Cast in wonderful and important supporting roles are Richard Jenkins as Elisa’s friend and neighbor, Giles, a closeted gay man who works as a commercial artist. Jenkins fills this character with intelligence, heart, and empathy as he struggles with his own issues of alcoholism and loneliness- unable to be accepted for who he is. Octavia Spencer shines as witty and stubborn Zelda Fuller, Elisa’s best friend and co-worker. Zelda has her own domestic problems, but is forever there for her friend, and Spencer gives her character zest, humor, and energy. Finally, Michael Shannon plays the dastardly and menacing Colonel Richard Strickland, the man who found the “asset” in the rivers of South America and has a nice family. Each of these characters is written exceptionally well and each has their own story-line rather than simply supporting Hawkins character.
The audience becomes involved in the private lives of Giles, Zelda, and Strickland and we get to know and care for them- or hate them as the case may be. Giles, harboring a crush on a handsome pie-shop owner, is afraid to make his feelings known. Zelda, with a lazy husband, dutifully takes care for her man though she is as sassy as they come. And Strickland lives an all-american family life with a pretty wife and two kids, totally unaware of his shenanigans.
The film is really a gorgeous and lovely experience and by this I mean the film has a magical element. The opening and closing sequences, shot underwater, resound in beauty as objects float along in a dreamy way, the narrator (Jenkins) taking us on a journey to explain the events of the story. At its core, The Shape of Water is a romantic love story and my favorite scenes- those of Hawkins and the “asset” are to be treasured. Yes, the two do make love, which may be too much for some, but the scenes are tasteful and important to show the depth of the characters love for one another.
Cherishing is the way that Elisa uses both music and hard-boiled eggs to communicate with the “asset”. When Elisa imagines the two characters dancing, the sequence is an enchanting experience reminiscent of Beauty and the Beast. Other underwater scenes involving Elisa and the “asset” are tender, graceful, and filled with loveliness.
A key part of the film involves a story of intrigue between the Americans and the Soviets, and while both are portrayed in a negative fashion, the Americans are arguably written as more unsympathetic than the Soviets. Thanks to Strickland- abusive and vicious, and his uncaring superior, General Holt, we do not root for the government officials at all, but rather, the ordinary folks like Elisa, Zelda, and Giles, who are outcasts. Interestingly, Dmitri (Michael Stuhlbarg), a Soviet spy who is a scientist, is the only character working at the center who wants to keep the “asset” alive and is written in a sympathetic way.

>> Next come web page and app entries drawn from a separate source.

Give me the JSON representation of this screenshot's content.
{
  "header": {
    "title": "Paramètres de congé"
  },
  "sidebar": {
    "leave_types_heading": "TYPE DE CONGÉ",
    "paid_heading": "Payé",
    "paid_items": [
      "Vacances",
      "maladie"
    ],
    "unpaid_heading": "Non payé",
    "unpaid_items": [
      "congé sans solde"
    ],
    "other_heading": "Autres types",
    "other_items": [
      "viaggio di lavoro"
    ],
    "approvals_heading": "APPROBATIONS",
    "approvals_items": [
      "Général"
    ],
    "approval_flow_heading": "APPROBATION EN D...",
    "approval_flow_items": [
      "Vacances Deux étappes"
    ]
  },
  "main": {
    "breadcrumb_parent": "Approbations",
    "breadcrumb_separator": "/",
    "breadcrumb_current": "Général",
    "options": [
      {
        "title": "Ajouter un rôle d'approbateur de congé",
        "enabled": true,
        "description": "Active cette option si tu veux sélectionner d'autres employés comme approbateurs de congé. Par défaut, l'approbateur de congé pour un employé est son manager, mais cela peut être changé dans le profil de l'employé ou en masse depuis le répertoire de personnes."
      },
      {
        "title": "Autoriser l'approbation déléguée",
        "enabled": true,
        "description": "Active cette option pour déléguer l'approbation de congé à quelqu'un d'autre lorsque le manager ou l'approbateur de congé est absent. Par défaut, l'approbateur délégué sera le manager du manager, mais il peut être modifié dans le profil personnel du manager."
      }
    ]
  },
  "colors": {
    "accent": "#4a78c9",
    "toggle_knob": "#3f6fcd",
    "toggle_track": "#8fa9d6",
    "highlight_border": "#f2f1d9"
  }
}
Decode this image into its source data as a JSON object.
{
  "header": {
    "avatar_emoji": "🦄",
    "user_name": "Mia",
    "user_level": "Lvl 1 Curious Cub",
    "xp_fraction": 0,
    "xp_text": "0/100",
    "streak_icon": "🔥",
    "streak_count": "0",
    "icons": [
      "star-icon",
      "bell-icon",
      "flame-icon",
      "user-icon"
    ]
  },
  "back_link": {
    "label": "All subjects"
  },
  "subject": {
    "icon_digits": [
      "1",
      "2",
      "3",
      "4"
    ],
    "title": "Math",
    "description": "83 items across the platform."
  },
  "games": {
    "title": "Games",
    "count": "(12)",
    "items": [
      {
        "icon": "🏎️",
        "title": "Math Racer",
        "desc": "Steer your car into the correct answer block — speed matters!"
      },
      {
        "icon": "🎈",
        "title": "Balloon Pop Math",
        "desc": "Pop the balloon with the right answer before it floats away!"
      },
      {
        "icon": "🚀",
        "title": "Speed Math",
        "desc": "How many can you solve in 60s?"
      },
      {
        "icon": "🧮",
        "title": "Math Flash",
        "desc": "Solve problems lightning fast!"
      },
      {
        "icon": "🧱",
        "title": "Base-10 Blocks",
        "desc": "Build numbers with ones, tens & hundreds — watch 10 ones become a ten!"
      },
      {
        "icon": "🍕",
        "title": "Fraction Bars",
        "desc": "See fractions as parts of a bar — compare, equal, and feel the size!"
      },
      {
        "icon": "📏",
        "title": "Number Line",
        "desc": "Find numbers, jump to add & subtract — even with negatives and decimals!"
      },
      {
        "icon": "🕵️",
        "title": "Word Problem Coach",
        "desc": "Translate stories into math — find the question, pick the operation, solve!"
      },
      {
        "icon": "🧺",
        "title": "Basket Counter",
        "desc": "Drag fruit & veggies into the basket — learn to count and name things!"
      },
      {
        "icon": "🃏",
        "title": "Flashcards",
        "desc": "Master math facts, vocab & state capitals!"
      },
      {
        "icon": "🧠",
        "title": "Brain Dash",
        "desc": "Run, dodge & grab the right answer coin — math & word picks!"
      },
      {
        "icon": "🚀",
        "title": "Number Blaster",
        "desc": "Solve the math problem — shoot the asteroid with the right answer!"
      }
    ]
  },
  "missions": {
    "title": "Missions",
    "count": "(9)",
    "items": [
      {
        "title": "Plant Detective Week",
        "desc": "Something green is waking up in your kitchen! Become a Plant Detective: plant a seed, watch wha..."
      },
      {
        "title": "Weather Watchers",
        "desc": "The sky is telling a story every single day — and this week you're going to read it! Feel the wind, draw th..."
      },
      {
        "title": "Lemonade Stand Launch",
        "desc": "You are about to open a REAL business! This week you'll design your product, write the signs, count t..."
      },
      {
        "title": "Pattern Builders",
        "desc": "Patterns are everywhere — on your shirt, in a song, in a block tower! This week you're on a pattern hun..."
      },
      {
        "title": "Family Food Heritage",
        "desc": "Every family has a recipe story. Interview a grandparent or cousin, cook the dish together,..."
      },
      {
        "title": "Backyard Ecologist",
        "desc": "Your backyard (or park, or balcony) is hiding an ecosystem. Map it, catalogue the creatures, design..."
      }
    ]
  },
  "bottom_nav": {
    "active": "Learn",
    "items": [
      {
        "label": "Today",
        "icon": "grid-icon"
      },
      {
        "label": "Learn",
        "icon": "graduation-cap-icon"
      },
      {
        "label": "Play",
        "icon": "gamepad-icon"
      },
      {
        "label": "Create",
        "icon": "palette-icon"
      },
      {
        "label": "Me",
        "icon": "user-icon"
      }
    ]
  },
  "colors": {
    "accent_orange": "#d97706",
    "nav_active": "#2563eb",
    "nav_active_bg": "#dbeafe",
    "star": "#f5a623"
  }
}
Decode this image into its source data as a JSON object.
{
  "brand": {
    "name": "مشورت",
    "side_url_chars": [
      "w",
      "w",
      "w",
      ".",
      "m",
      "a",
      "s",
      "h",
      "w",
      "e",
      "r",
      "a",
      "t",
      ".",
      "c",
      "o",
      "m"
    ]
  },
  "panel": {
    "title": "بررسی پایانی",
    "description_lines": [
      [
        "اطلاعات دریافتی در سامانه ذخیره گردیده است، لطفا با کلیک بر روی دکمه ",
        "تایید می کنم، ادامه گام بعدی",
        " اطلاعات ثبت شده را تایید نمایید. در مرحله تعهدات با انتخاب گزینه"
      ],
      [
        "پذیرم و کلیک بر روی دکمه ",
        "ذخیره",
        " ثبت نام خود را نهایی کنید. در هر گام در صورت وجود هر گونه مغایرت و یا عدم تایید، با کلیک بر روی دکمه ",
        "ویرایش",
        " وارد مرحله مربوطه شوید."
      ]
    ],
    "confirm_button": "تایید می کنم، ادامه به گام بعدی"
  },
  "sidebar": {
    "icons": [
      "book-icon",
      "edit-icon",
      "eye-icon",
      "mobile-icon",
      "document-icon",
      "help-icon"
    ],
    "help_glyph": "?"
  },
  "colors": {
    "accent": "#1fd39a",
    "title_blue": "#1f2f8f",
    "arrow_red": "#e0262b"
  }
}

My overall assessment of The Shape of Water is that it is a film to be enjoyed on many levels and by particular varied tastes- the film will cater to those seeking an old-style romance, complete with some tasty French music. Then again, the film can be lumped into a political espionage thriller, with a cat-and-mouse chase and other nail-biting efforts. Overall, the film has heart and truth and will appeal to vast audiences seeking an excellent film.